The scrapbook of Marion Brown, Abbot Academy Class of 1911, is covered with a flurry of napkins, cigars, flowers, and buttons. Yellowed letters falling out of the pages and other mementoes encapsulate her experience at Abbot Academy. Beginning her scrapbook with a timetable entitled “Abbot Prison,” Brown detailed her courses, which included Bible, Elocution, Greek, and Studio Art.
There are currently 33 scrapbooks like Brown’s in the Andover Archives, dating from 1857 to 1959, according to the Archives’ website. Each scrapbook paints an individual portrait of life at Abbot Academy, according to Paige Roberts, Director of Archives and Special Collections.
“I think what I like about the scrapbooks and [why] I think most people find them so fun to work with is because they really reflect the personality of the person that created them. So some can be very chaotic and disorganized, and other ones are almost obsessively orderly in the way that the stuff is put into the scrapbook,” said Roberts.
Along with Emma Frey, Instructor in History and Social Science, Roberts has guided students through the scrapbooks since 2013. Roberts noted how each scrapbook could either reflect or contrast contemporary life at Andover.
“I think one particular benefit for students nowadays to look at the scrapbooks is to get a sense of continuity and change, the extent to which student experience on campus is similar, and the ways in which it is very different… And I think… to see yourself in that long line of 240 years of this institution is pretty extraordinary,” said Roberts.
Some of the similarities that Roberts emphasized were reflected in Brown’s relationship with her parents. In one letter, Brown’s father referenced how she continually asked for money and warned her to stay away from Andover boys. Brown’s father also noted how he planned to spend more time with her when she returned home.
“When-ever I receive a letter from you I know what it means [money]… I will make it a point to be home the next time you are to enjoy your delightful society and incidentally to keep the boys away,” wrote Brown’s father.
Roberts feels that one of the most historically rich aspects of the scrapbooks are the glimpses into social life at Abbot. In particular, when Abbot girls went to a dance or a theater performance with Andover boys, a “dance card” matched Abbot and Andover students for the duration of the night or for a specific dance.
“We’re talking about these very formal dance cards. But on the other hand, they’re still dances.
There are still these incredibly sort of complicated relationships around interacting with people in terms of romantic relationships and dances and things like that. So we may not have dance cards anymore, but in some ways, it still [might] feel the same to the [students] on campus,” said Roberts.
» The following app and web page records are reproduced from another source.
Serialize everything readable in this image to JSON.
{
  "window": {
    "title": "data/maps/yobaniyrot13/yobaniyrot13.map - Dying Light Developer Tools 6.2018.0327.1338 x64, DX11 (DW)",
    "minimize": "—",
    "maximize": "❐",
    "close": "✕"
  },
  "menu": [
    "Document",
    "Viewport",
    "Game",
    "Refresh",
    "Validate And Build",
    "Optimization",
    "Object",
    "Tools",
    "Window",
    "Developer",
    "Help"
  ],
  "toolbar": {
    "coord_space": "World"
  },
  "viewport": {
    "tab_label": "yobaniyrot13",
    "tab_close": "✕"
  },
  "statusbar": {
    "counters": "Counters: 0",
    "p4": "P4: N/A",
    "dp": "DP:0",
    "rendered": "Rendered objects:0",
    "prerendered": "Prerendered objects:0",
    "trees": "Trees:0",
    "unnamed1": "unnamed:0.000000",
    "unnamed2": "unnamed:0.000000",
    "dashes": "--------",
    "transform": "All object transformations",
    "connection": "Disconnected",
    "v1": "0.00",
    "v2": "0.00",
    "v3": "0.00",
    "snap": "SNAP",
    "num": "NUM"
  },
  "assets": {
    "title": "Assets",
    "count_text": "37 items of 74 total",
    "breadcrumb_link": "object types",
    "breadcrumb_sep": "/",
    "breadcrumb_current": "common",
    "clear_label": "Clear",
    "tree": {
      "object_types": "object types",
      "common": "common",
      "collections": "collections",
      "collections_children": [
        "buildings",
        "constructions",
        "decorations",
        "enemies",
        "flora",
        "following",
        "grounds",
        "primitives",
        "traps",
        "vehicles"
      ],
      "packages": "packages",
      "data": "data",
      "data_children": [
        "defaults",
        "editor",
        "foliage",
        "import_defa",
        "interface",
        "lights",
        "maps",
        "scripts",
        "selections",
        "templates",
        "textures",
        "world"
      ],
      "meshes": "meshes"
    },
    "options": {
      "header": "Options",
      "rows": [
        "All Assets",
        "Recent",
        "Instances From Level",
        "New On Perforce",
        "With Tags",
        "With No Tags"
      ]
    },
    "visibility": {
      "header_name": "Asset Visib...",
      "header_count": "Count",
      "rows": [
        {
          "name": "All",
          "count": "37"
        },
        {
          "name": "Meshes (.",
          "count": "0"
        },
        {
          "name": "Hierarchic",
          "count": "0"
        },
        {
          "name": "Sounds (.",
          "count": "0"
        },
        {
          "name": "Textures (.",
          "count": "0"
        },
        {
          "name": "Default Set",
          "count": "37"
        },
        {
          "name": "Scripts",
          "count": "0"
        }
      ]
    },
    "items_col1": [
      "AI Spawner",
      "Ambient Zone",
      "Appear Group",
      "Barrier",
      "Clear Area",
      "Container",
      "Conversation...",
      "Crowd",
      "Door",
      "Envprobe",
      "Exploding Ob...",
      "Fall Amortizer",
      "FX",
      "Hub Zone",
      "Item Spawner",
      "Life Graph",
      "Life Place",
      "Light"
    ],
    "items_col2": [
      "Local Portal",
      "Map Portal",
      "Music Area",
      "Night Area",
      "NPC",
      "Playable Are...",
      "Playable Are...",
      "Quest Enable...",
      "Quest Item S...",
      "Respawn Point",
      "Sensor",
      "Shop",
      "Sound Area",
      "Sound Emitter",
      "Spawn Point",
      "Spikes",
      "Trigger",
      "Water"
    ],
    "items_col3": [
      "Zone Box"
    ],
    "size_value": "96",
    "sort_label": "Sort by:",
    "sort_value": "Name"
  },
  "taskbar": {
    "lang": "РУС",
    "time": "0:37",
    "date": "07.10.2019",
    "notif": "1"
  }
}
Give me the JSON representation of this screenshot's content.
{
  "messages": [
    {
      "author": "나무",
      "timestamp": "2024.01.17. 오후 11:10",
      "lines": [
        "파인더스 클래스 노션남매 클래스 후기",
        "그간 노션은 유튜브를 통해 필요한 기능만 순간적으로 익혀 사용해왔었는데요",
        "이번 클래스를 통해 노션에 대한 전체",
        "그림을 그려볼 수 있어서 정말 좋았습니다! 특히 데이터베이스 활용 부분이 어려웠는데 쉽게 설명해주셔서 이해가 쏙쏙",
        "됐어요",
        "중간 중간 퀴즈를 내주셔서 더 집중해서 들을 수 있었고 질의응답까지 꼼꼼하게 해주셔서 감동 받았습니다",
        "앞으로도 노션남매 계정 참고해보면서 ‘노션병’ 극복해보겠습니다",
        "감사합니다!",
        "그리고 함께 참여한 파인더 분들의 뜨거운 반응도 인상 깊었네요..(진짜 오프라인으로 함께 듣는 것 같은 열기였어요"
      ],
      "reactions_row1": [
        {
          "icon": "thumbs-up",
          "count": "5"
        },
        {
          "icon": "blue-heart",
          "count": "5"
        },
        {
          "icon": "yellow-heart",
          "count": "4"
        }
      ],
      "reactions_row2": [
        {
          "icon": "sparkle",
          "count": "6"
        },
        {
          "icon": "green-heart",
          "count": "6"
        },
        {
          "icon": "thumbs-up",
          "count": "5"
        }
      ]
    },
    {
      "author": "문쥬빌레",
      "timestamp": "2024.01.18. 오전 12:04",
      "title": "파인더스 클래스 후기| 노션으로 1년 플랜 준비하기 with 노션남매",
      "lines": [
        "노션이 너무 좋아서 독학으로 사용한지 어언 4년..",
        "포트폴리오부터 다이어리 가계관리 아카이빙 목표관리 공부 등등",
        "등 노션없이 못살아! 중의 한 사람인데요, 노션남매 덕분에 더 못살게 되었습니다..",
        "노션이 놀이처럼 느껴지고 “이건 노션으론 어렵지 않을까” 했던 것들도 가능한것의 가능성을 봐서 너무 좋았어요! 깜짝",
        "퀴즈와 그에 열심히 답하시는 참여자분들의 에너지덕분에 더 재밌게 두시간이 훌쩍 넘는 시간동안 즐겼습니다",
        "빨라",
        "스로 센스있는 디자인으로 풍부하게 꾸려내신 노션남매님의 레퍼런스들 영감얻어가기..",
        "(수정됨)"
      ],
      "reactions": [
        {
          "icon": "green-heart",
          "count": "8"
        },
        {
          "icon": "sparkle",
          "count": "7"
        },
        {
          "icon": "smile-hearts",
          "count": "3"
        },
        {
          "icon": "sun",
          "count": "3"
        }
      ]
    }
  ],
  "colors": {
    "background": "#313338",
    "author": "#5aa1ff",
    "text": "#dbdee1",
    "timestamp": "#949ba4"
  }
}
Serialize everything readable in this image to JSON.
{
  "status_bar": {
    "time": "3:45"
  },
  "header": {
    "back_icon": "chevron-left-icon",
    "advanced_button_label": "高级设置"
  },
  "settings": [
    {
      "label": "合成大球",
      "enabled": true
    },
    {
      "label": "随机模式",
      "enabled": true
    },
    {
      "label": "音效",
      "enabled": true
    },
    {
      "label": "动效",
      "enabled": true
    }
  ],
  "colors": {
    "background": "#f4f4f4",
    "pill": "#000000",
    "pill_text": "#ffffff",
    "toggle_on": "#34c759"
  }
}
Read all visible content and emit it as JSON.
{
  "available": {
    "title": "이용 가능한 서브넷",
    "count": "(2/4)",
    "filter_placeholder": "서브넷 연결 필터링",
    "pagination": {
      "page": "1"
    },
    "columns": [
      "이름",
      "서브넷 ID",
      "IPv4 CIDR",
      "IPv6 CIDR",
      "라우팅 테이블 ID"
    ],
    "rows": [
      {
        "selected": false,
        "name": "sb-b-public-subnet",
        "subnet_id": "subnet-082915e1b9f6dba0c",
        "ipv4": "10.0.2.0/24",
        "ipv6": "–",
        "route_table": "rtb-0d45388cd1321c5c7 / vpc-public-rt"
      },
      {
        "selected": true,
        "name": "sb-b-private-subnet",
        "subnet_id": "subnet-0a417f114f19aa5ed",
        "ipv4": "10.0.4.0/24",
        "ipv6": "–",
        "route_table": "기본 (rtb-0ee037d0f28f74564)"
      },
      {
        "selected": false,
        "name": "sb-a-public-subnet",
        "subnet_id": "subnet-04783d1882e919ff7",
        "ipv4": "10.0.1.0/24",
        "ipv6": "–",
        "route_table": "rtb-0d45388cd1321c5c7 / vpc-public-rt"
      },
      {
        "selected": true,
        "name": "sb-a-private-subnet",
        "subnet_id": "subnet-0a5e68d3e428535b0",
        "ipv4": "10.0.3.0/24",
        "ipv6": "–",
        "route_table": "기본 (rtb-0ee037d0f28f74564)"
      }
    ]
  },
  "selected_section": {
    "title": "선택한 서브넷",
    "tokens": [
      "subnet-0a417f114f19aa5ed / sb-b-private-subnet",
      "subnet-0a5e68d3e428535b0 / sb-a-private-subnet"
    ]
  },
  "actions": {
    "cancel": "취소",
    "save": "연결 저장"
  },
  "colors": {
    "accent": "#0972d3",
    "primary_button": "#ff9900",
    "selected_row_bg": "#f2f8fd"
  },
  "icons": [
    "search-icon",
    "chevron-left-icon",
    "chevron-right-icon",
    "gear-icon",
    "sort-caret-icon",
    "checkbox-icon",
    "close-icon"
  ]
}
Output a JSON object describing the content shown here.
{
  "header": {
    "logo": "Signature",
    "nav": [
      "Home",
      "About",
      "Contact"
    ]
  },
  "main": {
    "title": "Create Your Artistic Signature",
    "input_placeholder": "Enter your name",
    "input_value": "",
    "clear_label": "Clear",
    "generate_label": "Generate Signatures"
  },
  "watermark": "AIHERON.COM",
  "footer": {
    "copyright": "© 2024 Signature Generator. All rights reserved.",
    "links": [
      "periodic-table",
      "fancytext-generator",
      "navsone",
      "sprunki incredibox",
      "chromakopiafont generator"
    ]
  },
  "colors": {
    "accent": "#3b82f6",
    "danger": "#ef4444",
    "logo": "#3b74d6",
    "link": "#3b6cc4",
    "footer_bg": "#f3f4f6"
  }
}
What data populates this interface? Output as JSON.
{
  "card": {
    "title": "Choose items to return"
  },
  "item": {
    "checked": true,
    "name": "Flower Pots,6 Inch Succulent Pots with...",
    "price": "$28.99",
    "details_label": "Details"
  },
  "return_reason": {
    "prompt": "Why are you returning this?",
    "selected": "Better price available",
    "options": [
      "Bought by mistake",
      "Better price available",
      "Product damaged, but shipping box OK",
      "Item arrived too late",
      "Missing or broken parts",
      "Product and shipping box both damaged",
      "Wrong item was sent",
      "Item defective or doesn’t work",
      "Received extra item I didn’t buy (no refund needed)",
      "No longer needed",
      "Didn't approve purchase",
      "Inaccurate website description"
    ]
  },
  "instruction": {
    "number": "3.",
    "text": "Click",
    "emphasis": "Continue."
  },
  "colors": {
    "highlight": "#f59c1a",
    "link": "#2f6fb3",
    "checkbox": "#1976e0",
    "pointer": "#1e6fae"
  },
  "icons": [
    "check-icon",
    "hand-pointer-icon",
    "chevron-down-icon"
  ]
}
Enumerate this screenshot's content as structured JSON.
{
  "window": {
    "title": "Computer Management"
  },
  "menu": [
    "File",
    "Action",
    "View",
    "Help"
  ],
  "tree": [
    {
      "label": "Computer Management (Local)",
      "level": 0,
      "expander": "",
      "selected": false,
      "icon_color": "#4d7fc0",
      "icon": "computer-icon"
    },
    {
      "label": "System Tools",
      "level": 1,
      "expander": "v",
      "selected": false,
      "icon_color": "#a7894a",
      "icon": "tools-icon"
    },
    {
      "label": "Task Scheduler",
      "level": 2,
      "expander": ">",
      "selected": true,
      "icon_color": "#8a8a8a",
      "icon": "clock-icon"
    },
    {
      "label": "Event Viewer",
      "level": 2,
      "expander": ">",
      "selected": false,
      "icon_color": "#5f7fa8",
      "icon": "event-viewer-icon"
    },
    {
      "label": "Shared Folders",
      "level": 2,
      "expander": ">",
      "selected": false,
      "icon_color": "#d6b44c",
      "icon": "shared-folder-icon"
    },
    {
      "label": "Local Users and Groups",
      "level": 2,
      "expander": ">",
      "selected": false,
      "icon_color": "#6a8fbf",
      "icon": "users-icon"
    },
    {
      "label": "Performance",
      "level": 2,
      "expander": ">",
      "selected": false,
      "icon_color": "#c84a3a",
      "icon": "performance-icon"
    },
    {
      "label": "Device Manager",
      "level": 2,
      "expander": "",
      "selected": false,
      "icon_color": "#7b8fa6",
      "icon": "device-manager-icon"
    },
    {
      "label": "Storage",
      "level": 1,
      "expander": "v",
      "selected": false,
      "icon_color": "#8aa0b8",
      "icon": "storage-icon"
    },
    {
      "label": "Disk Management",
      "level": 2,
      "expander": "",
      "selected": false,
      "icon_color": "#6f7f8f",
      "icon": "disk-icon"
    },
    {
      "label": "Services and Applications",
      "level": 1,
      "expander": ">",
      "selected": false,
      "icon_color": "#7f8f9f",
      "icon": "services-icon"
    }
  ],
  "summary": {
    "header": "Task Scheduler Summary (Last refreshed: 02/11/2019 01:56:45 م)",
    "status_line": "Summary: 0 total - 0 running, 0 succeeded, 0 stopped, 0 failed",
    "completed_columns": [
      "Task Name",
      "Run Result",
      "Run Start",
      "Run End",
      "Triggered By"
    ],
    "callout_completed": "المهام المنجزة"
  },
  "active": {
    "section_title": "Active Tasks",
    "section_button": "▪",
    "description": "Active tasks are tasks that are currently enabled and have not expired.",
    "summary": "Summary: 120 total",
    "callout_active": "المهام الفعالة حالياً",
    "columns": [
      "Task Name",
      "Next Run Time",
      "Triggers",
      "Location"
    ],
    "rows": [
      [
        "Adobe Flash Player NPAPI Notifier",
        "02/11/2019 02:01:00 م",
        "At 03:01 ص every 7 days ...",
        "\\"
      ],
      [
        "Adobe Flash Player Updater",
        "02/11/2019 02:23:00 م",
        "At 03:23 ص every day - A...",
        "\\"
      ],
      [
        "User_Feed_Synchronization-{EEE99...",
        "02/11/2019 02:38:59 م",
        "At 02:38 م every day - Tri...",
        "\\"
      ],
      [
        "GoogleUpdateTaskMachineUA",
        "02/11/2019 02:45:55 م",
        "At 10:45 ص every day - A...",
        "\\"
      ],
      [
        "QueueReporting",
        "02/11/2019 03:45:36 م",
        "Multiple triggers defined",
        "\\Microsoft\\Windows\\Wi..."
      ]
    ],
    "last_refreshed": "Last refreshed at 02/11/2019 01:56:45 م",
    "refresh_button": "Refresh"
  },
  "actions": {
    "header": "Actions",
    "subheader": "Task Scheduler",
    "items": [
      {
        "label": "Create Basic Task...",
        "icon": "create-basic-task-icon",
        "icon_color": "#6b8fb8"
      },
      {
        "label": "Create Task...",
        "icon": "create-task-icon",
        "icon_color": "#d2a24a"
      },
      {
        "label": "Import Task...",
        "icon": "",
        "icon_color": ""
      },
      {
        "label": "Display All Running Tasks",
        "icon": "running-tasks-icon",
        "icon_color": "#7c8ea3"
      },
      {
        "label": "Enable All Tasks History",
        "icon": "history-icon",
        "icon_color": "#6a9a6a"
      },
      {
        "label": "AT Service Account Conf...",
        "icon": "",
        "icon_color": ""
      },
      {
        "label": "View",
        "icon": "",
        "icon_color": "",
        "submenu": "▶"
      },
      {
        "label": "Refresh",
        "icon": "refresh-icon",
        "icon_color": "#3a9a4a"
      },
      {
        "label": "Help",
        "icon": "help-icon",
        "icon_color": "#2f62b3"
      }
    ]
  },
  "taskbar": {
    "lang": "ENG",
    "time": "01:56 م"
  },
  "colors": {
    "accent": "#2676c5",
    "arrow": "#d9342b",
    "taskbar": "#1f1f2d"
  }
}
The scrapbooks also provide a source for historical scholars to determine whether important historical movements or events were discussed at Abbot, according to Roberts.
Roberts said, “To a certain extent, [the scrapbooks] may tell you something about what’s happening in the larger world at the time. Let’s [take] World War I [for example], if a scrapbook… mentioned little to nothing about the war, then it makes you wonder, what is student knowledge or interest in what’s happening in the war?”
According to Roberts, the scrapbooks offer a unique opportunity to explore student life from the past. Roberts emphasized the individual richness of each scrapbook.
Roberts said, “I feel like they really capture student life in a way that I don’t think any other resource that we have really gives you a sense as to what it’s like to be a student on campus in 1909 or 2020 or whatever because most of what we have are official administrative records, and that doesn’t really give you a sense. Even a photograph here and there doesn’t really capture [student life] whereas [the scrapbooks provide] almost sort of a window or a picture into this person’s life on campus during one or four years.”